# [Task directions]
What is needed here is an exact copy of all the entries below.

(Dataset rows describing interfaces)
* * * * *
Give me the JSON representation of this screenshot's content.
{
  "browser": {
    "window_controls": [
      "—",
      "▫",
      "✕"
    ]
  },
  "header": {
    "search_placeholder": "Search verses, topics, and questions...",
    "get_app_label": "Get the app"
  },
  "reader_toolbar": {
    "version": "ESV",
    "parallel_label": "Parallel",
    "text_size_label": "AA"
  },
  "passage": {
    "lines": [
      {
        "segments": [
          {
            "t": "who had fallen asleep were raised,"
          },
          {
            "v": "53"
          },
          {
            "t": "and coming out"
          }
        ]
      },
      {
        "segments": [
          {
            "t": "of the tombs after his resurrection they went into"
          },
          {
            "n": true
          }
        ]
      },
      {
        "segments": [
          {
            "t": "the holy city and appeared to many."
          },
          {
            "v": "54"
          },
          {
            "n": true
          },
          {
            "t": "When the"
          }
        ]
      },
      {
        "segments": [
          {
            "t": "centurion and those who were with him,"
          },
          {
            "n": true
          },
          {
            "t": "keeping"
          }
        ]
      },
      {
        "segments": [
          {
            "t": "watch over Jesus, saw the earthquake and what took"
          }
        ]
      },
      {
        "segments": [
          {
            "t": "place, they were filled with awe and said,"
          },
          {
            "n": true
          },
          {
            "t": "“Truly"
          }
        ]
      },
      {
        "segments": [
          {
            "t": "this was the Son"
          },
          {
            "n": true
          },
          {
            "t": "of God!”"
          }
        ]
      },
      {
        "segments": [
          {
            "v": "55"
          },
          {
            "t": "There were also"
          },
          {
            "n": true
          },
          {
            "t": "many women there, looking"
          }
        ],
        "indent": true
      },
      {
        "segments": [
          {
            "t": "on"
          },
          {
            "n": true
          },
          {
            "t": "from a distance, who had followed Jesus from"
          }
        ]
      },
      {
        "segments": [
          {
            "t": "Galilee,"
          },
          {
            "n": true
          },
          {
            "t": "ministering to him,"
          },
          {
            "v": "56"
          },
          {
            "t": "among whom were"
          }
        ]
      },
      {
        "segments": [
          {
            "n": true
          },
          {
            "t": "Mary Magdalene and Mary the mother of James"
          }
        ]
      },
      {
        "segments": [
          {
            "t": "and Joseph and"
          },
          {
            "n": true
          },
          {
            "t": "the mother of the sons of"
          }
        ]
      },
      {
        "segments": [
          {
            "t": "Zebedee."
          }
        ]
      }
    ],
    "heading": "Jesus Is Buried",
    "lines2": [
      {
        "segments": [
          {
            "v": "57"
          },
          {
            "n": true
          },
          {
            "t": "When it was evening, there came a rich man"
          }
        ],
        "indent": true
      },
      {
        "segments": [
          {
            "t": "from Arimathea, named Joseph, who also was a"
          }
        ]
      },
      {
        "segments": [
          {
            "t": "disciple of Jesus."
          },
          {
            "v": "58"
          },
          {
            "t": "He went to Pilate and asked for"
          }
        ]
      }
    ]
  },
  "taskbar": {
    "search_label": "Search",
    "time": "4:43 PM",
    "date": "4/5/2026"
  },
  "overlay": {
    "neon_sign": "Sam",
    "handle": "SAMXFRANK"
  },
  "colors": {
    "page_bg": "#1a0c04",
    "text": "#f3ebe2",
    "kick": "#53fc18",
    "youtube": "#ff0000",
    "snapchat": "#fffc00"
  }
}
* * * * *
# [Answer below]
Give me the JSON representation of this screenshot's content.
{
  "browser": {
    "window_controls": [
      "—",
      "▫",
      "✕"
    ]
  },
  "header": {
    "search_placeholder": "Search verses, topics, and questions...",
    "get_app_label": "Get the app"
  },
  "reader_toolbar": {
    "version": "ESV",
    "parallel_label": "Parallel",
    "text_size_label": "AA"
  },
  "passage": {
    "lines": [
      {
        "segments": [
          {
            "t": "who had fallen asleep were raised,"
          },
          {
            "v": "53"
          },
          {
            "t": "and coming out"
          }
        ]
      },
      {
        "segments": [
          {
            "t": "of the tombs after his resurrection they went into"
          },
          {
            "n": true
          }
        ]
      },
      {
        "segments": [
          {
            "t": "the holy city and appeared to many."
          },
          {
            "v": "54"
          },
          {
            "n": true
          },
          {
            "t": "When the"
          }
        ]
      },
      {
        "segments": [
          {
            "t": "centurion and those who were with him,"
          },
          {
            "n": true
          },
          {
            "t": "keeping"
          }
        ]
      },
      {
        "segments": [
          {
            "t": "watch over Jesus, saw the earthquake and what took"
          }
        ]
      },
      {
        "segments": [
          {
            "t": "place, they were filled with awe and said,"
          },
          {
            "n": true
          },
          {
            "t": "“Truly"
          }
        ]
      },
      {
        "segments": [
          {
            "t": "this was the Son"
          },
          {
            "n": true
          },
          {
            "t": "of God!”"
          }
        ]
      },
      {
        "segments": [
          {
            "v": "55"
          },
          {
            "t": "There were also"
          },
          {
            "n": true
          },
          {
            "t": "many women there, looking"
          }
        ],
        "indent": true
      },
      {
        "segments": [
          {
            "t": "on"
          },
          {
            "n": true
          },
          {
            "t": "from a distance, who had followed Jesus from"
          }
        ]
      },
      {
        "segments": [
          {
            "t": "Galilee,"
          },
          {
            "n": true
          },
          {
            "t": "ministering to him,"
          },
          {
            "v": "56"
          },
          {
            "t": "among whom were"
          }
        ]
      },
      {
        "segments": [
          {
            "n": true
          },
          {
            "t": "Mary Magdalene and Mary the mother of James"
          }
        ]
      },
      {
        "segments": [
          {
            "t": "and Joseph and"
          },
          {
            "n": true
          },
          {
            "t": "the mother of the sons of"
          }
        ]
      },
      {
        "segments": [
          {
            "t": "Zebedee."
          }
        ]
      }
    ],
    "heading": "Jesus Is Buried",
    "lines2": [
      {
        "segments": [
          {
            "v": "57"
          },
          {
            "n": true
          },
          {
            "t": "When it was evening, there came a rich man"
          }
        ],
        "indent": true
      },
      {
        "segments": [
          {
            "t": "from Arimathea, named Joseph, who also was a"
          }
        ]
      },
      {
        "segments": [
          {
            "t": "disciple of Jesus."
          },
          {
            "v": "58"
          },
          {
            "t": "He went to Pilate and asked for"
          }
        ]
      }
    ]
  },
  "taskbar": {
    "search_label": "Search",
    "time": "4:43 PM",
    "date": "4/5/2026"
  },
  "overlay": {
    "neon_sign": "Sam",
    "handle": "SAMXFRANK"
  },
  "colors": {
    "page_bg": "#1a0c04",
    "text": "#f3ebe2",
    "kick": "#53fc18",
    "youtube": "#ff0000",
    "snapchat": "#fffc00"
  }
}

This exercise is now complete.